  • MoDo MoDo on Apr 14, 2019

    GM would have walked once they saw that the company was essentially vaporware as well - it's a legit angle that has to be taken into consideration.

  • 28-Cars-Later 28-Cars-Later on Apr 15, 2019

    Here's a question, did Rivian inherit UAW when it purchased the Mitsu/DSM facility?

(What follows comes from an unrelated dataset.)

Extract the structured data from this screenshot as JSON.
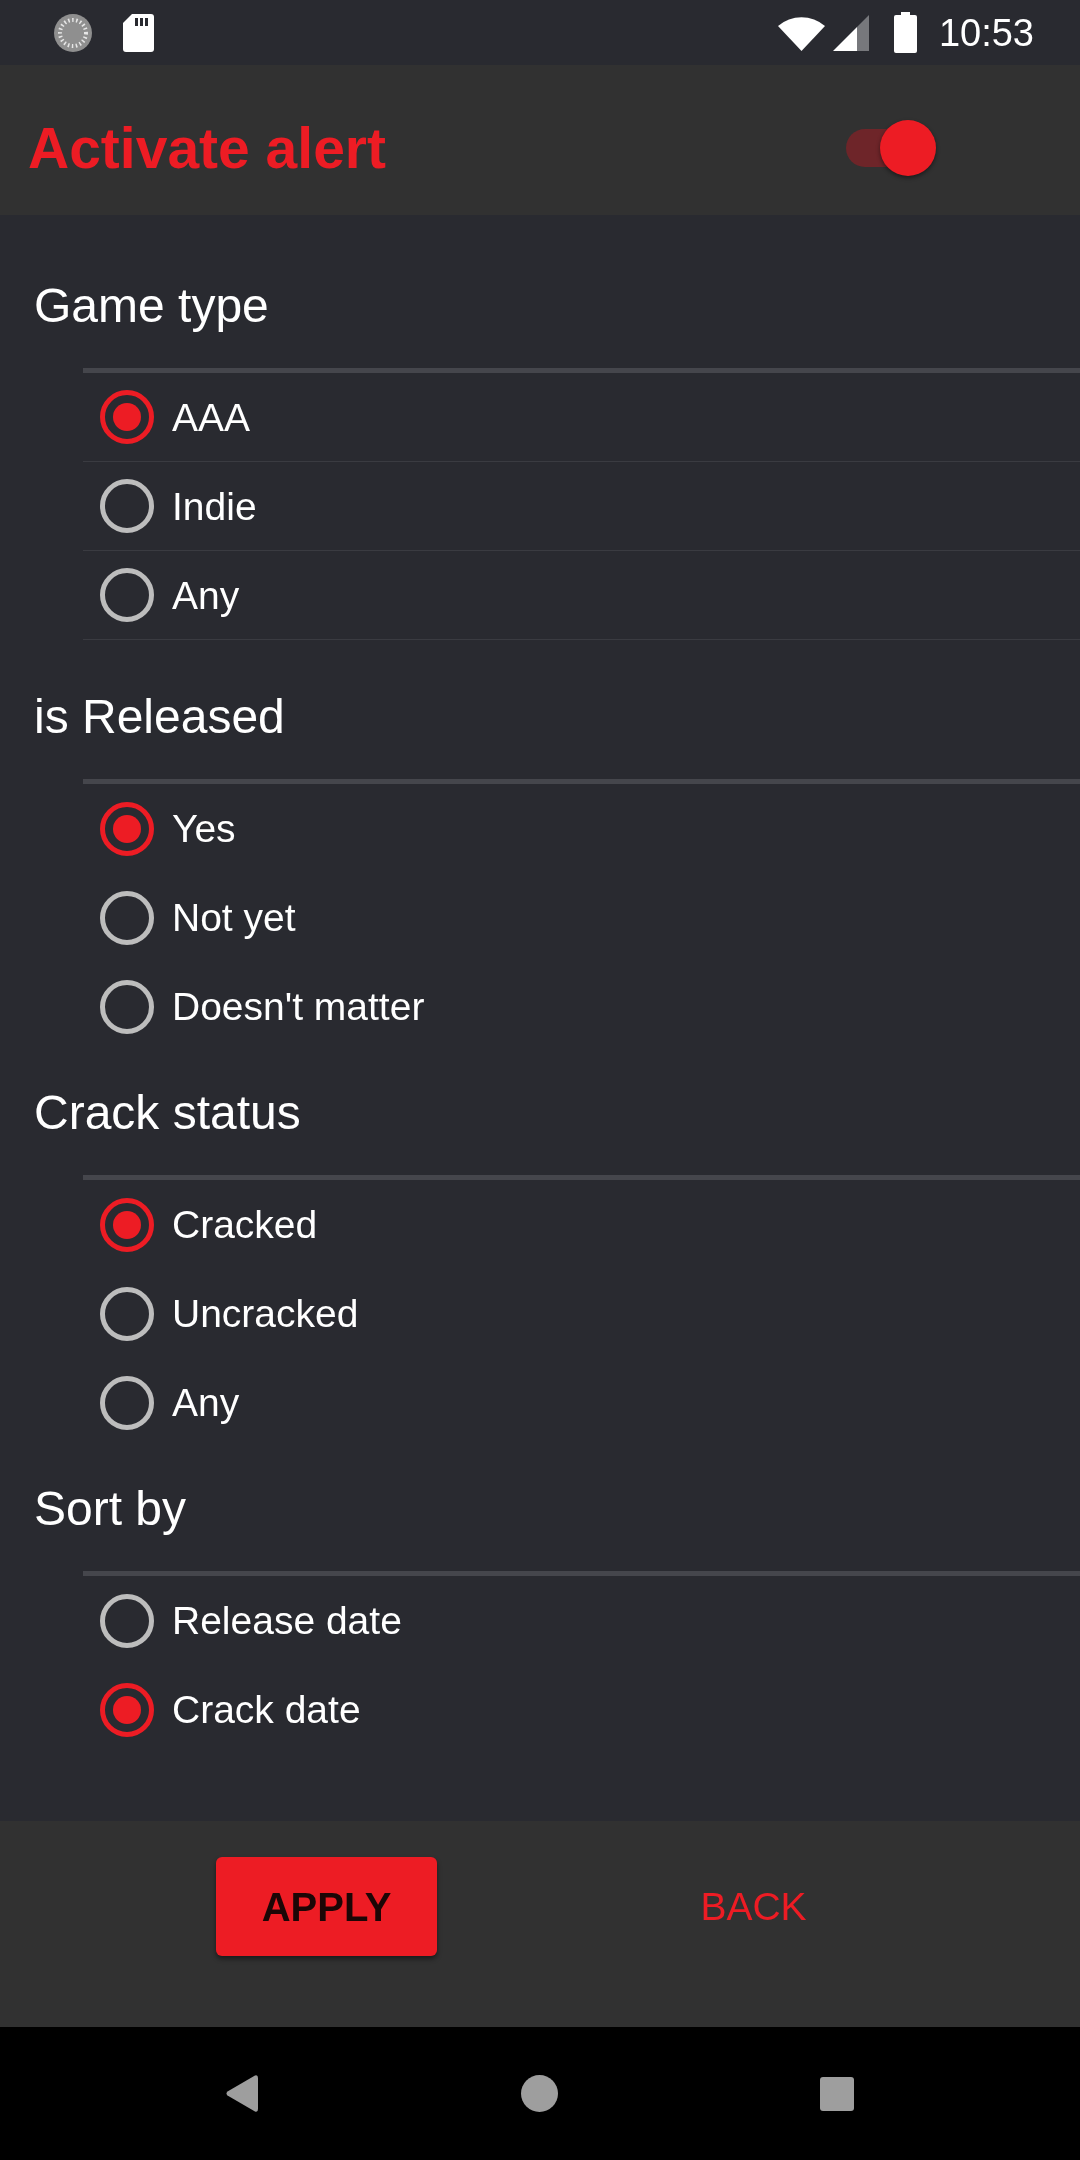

  • Scott Miata for the win.
  • Kwik_Shift_Pro4X On a list of things to spend my time and money on, doing an EV conversion on a used car is about ten millionth.
  • TheEndlessEnigma No, no I would/will not.
  • ChristianWimmer If I want an EV then I’ll buy an EV. For city use a small EV with a 200-300 km range (aka “should last for a week with A/C or heater usage”) is ideal. But I only have space for one daily driver and that daily driver also needs to be capable of comfortable long-distance cruising at high speeds and no current EV can do this without rapidly draining its battery charge.
  • SCE to AUX I prefer original, no matter what the car is. If the car has some value, then an electric drivetrain lowers its value. But if it's just a used car, why spend a fortune to install an electric drivetrain?